» **EXERCISE DETAILS**
On the basis of the records below, report how many lines contain the word "number". Nothing else should be given.

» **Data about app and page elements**
------------------------------------------------------------
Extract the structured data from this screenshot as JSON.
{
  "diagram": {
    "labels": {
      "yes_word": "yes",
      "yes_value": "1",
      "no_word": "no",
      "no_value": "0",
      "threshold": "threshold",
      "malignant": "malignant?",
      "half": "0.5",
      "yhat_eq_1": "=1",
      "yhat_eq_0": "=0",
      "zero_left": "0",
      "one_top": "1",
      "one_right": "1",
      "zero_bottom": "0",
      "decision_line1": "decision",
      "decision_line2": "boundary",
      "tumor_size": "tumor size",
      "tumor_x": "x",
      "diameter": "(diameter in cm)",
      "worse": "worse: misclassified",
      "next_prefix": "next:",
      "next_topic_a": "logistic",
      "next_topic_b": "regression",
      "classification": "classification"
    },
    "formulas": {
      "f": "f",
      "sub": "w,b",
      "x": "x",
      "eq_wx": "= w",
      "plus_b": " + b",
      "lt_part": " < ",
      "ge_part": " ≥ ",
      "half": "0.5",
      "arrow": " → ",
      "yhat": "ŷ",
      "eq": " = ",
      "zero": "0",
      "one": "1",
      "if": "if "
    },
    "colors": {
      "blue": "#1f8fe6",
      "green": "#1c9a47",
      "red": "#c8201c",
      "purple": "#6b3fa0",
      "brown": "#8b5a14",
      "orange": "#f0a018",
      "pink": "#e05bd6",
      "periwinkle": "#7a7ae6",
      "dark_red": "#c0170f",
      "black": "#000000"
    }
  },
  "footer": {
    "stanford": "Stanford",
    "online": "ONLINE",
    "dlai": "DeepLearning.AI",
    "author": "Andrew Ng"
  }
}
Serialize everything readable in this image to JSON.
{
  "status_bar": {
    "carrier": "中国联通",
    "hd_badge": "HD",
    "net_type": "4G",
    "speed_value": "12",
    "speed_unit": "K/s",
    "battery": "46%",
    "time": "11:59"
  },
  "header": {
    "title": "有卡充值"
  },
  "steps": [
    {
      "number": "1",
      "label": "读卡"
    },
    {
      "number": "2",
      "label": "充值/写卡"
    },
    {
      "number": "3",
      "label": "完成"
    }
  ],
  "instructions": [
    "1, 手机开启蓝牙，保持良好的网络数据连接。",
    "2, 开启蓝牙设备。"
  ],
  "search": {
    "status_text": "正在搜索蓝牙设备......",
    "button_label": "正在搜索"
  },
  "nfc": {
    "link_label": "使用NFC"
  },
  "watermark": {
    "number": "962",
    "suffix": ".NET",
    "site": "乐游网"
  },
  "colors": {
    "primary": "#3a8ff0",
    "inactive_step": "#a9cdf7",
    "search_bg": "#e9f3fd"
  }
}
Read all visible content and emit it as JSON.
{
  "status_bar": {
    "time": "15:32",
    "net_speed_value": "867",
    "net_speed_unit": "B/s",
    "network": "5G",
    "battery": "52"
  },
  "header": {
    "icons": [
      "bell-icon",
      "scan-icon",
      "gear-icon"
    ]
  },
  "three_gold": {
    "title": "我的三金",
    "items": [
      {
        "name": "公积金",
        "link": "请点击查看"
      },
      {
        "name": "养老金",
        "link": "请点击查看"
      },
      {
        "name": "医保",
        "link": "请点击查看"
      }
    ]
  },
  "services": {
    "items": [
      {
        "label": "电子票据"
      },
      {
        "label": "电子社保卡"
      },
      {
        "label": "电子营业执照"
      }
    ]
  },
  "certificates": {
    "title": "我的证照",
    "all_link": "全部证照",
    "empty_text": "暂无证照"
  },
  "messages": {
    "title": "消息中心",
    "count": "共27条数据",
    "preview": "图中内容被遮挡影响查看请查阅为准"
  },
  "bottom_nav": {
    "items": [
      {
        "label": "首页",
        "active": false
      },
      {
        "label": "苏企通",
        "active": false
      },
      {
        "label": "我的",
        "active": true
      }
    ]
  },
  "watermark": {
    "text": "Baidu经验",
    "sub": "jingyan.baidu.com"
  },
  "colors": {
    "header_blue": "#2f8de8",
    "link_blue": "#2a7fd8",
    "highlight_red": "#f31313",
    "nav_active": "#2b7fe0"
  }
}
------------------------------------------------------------
» **FINAL ANSWER**
4